William Walton ((born Oldham, England, March 29, 1902; died Ischia, Italy, March 8, 1983)

Sonata for String Orchestra (composed 1947; arranged for string orchestra 1971 by the composer and Malcolm Arnold)

In the years that followed World War II, English composer William Walton went on something of a chamber music binge, composing his “String Quartet in A minor,” “Sonata for Violin and Piano,” and “Two Pieces for Violin and Piano” between 1945 and 1950.  With the assistance of composer Malcolm Arnold, Walton transcribed the Quartet as the “Sonata for String Orchestra” in the summer of 1971.  Arnold contributed considerably to the work on the final movement, but Walton was chiefly responsible for the rest.  The opening “Allegro” differs most from the original, with a change of key, several cuts and condensations, and even a bit of new material.  Throughout the four movements, the original quartet texture has been retained, prompting some listeners to think of the “Sonata” almost as a concerto for solo string quartet with string orchestra accompaniment.
 
Program notes by Kathryn J Allwine Bacasmot:

The Sonata for Strings was written as an expanded version of Walton’s second string quartet, at the suggestion of the conductor Sir Neville Marriner.  The work is a study in concentration and diffusion, portrayed through Walton’s unique musical language (a result of his own endless curiosity toward genre and style), which here blends lush, English pastoral sonorities with Wagnerian tension/resolution, and injects it all with sharply modern gestures.  It opens like sheets of organza, billowing, aligning, entangling, sometimes transparent, other times thick with rich tonal color.  Then, the reveries crystallize into a ferociously urgent journey through passion, jabbing, and angular—suddenly evaporating, disappearing like an apparition back into the opening material.  The work then tumbles forward on a wave of energy over a pedal tone of anxious, obsessive staccato.  Following is a melancholic third movement.  Elegant, and dark, like a black orchid, or porcelain the shade of deepest night, undulating with a force field tension of magnets held at a minor distance.  It concludes in a frenetic haze out of which occasionally emerge gorgeous threads of melody pulled out from the fabric.

Program notes by Jay Weitz, Senior Consulting Database Specialist for music, OCLC Online Computer Library Center, Dublin, Ohio. He is a contributing performing arts critic for the weekly alternative newspaper “Columbus Alive” (http://www.columbusalive.com).
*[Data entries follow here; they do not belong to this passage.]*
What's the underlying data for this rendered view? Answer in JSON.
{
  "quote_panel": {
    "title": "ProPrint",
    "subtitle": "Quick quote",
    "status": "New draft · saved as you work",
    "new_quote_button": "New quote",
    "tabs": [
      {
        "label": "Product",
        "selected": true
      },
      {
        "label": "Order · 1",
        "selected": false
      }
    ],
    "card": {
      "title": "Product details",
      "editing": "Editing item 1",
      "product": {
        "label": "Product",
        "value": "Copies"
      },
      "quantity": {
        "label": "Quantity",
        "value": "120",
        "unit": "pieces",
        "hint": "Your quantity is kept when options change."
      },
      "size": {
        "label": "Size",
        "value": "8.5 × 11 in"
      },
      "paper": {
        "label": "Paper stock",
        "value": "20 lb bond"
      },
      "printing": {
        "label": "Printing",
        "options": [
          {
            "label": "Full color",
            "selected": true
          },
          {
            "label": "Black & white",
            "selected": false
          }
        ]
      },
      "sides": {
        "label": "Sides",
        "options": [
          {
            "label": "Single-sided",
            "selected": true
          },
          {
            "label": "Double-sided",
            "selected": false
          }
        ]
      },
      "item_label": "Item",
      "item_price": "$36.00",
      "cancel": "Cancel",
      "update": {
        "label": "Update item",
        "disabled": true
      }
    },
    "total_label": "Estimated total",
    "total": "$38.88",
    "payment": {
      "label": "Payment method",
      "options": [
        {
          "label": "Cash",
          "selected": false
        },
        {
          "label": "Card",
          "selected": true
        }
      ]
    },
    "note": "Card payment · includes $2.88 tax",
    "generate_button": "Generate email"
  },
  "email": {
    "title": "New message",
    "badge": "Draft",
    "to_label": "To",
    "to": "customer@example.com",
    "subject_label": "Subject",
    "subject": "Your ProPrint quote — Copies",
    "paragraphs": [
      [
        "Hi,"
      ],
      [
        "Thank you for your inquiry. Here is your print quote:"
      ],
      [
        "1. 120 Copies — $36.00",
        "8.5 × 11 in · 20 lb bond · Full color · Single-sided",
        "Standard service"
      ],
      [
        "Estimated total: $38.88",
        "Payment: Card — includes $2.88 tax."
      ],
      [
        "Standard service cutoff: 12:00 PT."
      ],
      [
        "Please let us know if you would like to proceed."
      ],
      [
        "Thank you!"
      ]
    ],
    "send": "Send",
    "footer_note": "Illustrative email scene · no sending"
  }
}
-- A Far Cry has provided program notes by Kathryn J Allwine Bacasmot.  Bacasmot is a pianist/harpsichordist, musicologist, and freelance writer.  She received her Masters in Musicology at the New England Conservatory of Music with her thesis on Björk Guðmundsdóttir and aspects of the female experience in her fifth studio album, Medúlla.